*WORK REQUEST*:
Report every line in the listing that contains the string "Ctrl".

*DATASET RECORDS*:
——

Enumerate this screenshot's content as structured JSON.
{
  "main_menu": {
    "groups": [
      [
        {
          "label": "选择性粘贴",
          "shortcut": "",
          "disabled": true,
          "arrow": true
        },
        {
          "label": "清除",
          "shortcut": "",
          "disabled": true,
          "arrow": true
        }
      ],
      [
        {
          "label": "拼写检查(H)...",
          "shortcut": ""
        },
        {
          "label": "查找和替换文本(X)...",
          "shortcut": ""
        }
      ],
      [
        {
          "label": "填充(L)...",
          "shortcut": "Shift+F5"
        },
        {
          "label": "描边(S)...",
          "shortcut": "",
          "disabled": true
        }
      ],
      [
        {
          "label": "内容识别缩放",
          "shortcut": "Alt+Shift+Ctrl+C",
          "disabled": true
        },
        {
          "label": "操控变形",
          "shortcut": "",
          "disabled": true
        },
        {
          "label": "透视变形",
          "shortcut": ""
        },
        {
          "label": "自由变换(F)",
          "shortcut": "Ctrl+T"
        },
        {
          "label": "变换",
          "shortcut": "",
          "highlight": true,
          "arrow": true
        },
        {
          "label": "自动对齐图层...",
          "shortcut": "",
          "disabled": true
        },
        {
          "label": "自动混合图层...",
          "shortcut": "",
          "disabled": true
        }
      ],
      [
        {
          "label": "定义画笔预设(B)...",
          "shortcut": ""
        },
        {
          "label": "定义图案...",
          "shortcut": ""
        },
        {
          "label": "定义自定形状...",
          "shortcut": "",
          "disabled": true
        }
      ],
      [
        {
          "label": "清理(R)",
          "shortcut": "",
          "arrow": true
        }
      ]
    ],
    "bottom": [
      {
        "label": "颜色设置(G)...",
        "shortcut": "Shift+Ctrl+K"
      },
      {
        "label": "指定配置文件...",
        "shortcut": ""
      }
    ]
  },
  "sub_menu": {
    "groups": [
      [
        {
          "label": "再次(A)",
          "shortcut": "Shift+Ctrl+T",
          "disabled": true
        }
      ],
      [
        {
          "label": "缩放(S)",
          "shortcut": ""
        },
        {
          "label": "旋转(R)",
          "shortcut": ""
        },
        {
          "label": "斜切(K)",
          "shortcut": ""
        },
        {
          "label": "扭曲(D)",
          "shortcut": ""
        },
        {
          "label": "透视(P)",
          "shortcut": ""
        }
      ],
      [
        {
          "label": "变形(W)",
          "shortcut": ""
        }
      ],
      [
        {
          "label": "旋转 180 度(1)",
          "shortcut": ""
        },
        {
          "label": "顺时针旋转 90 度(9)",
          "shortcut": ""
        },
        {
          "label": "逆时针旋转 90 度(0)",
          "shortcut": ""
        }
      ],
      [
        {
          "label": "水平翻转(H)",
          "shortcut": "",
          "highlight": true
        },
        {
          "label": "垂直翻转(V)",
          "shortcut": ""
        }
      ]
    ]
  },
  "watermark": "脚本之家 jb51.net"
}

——

*OUTPUT BELOW*:
          "shortcut": "Alt+Shift+Ctrl+C",
          "shortcut": "Ctrl+T"
        "shortcut": "Shift+Ctrl+K"
          "shortcut": "Shift+Ctrl+T",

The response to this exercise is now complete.